A new study by researchers at the University of California at Berkeley has found that flame-retardants are prevalent in preschools. Flame-retardants may expose young children to chemicals that are known to be hazardous.
The researchers looked at 40 childcare centers that watch close to 2,000 children in Monterey and Alameda counties. The researchers collected air and floor dust samples when the children were present and tested for 14 different flame retardant products.
The study found flame retardant chemicals in all of the dust samples collected, but not in the air samples.
“These findings underscore how widespread these materials are in indoor environments,” said Asa Bradman, lead author of the study and associate director of the Center for Children’s Environmental Health Research at UC Berkeley. “A growing body of research has found links between flame retardants and a range of human health effects, including neurodevelopmental delays in children. Children are more vulnerable to the health effects of environmental contaminants, so we should be particularly careful to reduce their exposure to harmful chemicals.”
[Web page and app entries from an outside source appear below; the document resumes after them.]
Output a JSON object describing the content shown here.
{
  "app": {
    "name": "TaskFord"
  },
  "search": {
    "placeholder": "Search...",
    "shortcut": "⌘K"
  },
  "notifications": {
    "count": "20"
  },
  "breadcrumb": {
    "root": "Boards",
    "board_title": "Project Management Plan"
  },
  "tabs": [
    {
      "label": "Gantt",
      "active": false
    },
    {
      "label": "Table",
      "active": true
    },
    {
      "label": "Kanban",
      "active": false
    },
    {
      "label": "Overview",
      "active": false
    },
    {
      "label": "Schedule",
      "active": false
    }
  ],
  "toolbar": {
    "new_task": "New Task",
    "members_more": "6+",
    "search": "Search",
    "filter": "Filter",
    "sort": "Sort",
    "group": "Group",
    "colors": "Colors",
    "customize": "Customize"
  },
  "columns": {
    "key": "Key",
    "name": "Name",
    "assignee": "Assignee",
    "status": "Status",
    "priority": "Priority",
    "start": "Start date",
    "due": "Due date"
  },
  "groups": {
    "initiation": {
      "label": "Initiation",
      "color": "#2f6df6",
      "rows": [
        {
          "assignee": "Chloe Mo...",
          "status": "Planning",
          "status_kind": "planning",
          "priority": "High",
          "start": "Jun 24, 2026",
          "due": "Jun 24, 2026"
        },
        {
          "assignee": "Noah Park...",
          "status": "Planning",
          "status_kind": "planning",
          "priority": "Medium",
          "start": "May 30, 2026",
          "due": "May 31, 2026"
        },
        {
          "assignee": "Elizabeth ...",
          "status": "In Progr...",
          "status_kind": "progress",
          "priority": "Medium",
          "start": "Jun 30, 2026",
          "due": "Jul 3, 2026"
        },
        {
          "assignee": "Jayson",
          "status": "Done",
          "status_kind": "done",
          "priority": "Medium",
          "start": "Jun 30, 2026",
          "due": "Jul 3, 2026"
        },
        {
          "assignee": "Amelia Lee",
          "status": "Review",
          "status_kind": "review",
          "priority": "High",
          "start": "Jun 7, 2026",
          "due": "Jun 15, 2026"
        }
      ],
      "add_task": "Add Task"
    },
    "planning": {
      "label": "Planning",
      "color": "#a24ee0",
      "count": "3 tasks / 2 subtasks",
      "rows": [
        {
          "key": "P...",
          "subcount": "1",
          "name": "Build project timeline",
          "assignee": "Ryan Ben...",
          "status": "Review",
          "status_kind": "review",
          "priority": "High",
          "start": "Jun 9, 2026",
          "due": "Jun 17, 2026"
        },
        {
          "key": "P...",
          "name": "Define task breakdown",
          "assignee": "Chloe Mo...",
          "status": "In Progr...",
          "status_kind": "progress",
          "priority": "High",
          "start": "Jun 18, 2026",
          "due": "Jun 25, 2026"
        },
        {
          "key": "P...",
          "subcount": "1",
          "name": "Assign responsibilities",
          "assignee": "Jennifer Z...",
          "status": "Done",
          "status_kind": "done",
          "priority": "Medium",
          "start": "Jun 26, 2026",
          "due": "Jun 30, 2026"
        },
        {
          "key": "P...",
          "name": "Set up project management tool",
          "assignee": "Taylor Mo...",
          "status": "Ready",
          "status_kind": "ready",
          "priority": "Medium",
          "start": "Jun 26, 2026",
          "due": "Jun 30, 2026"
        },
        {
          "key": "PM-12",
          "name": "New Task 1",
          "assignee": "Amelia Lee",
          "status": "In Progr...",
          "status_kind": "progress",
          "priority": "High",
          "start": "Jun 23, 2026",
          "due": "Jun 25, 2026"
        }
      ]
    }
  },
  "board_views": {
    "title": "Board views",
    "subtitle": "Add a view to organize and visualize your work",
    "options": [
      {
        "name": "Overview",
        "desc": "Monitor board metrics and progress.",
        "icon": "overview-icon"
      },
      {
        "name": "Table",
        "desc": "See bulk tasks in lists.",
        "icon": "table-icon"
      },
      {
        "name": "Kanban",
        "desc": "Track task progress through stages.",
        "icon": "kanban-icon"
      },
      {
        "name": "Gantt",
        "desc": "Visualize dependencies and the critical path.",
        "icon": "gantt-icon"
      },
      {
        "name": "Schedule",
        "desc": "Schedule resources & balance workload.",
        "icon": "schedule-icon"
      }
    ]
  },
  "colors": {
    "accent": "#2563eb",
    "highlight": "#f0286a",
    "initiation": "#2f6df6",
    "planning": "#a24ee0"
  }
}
Among the products that contained the chemicals were sofas and nap mats.
California banned some of the chemicals found in the study in 2006. Furniture manufacturers began phasing them out, according to the researchers, but products made before the ban are still found in many homes and facilities.
Gov. Jerry Brown has updated rules that go into effect next year requiring fabrics on upholstered furniture to be able to withstand smoldering flames, such as that of a cigarette. The researchers say furniture manufacturers will be able to meet that standard without using the banned chemicals.
The study was published in Chemosphere.